It's essentially an elaborate word of mouth process. When we first started putting the show on, we asked our friends. And then they asked their friends. And now six years later, we have a lot of friends.
We started planning it a couple of months ago. The installation itself happens in just a couple days thanks to the effort of the army of artists in the show.
Is there anything different about this edition than the last time around? Does the fact that this time the Bruces aren't in the concurrent Biennial change anything?
We started doing this show before we were in the Biennial, so we saw no reason to stop now. There isn't anything significantly different about the format this time around. Except there is more. More artists. More work. And it seems like participants have really stepped up their efforts thanks to the attention the 2010 edition received.
And then there's "Animal Farm." Right in the middle of the space we're putting on a musical. It's a fable about arts education, about BHQFU, the free art school we're re-opening this fall, and Cooper Union, the free art school that is currently considering charging tuition.

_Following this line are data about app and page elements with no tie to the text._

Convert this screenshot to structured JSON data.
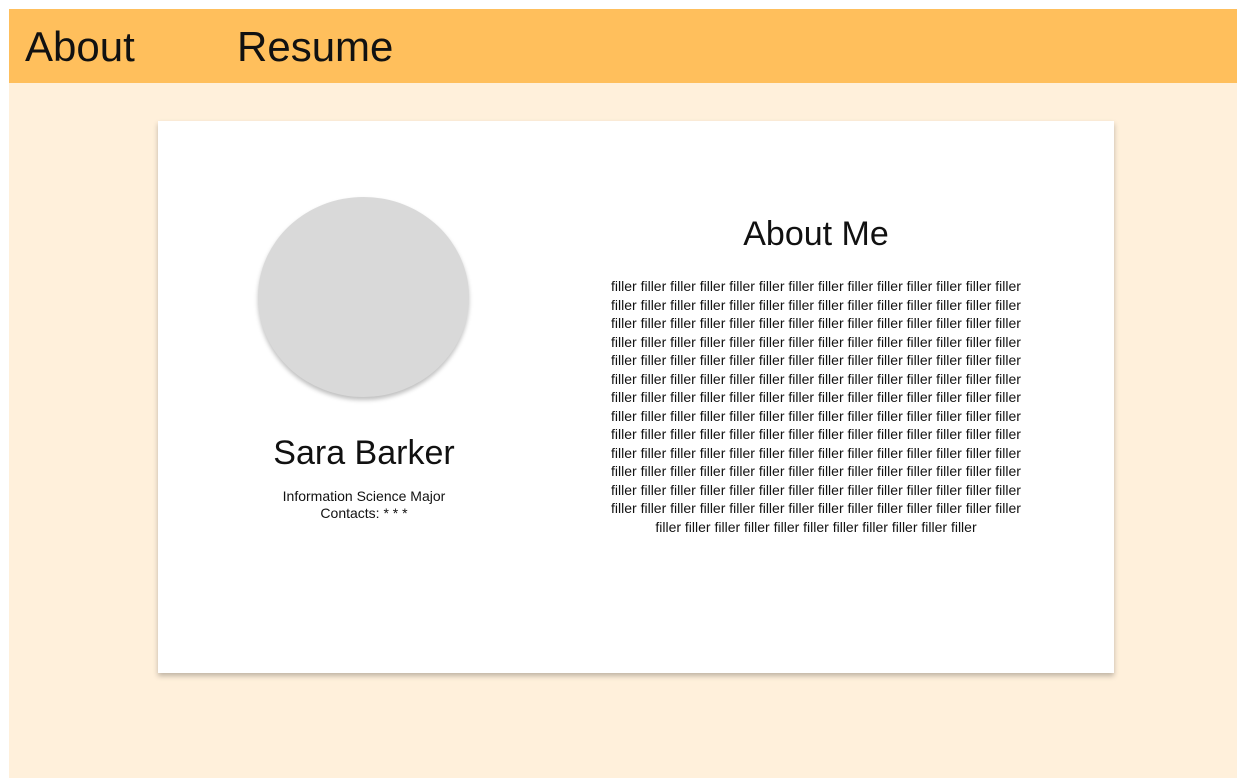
{
  "nav": {
    "about_label": "About",
    "resume_label": "Resume"
  },
  "profile": {
    "name": "Sara Barker",
    "major": "Information Science Major",
    "contacts": "Contacts: * * *"
  },
  "about": {
    "title": "About Me",
    "body": "filler filler filler filler filler filler filler filler filler filler filler filler filler filler filler filler filler filler filler filler filler filler filler filler filler filler filler filler filler filler filler filler filler filler filler filler filler filler filler filler filler filler filler filler filler filler filler filler filler filler filler filler filler filler filler filler filler filler filler filler filler filler filler filler filler filler filler filler filler filler filler filler filler filler filler filler filler filler filler filler filler filler filler filler filler filler filler filler filler filler filler filler filler filler filler filler filler filler filler filler filler filler filler filler filler filler filler filler filler filler filler filler filler filler filler filler filler filler filler filler filler filler filler filler filler filler filler filler filler filler filler filler filler filler filler filler filler filler filler filler filler filler filler filler filler filler filler filler filler filler filler filler filler filler filler filler filler filler filler filler filler filler filler filler filler filler filler filler filler filler filler filler filler filler filler filler filler filler filler filler filler filler filler filler filler filler filler filler filler filler filler filler filler"
  },
  "colors": {
    "navbar": "#ffbf5c",
    "page_background": "#fff0db",
    "card_background": "#ffffff",
    "avatar_placeholder": "#d9d9d9"
  }
}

As an alternative biennial yourself, do you have any take on the Occupy Wall Street agitation around the Biennial this time?
Oh wow, that was fake? That's brilliant.
What's the logic behind the mixture of famous names and all the rest in the show?
Artists are artists. The young ones, the old ones, live ones and dead ones. And we're invested in forging a community among all of them.
Damien Hirst? Really?
Sure enough. If anyone is attempting the round the world trip to see all the spot shows, there's another location to add to the list.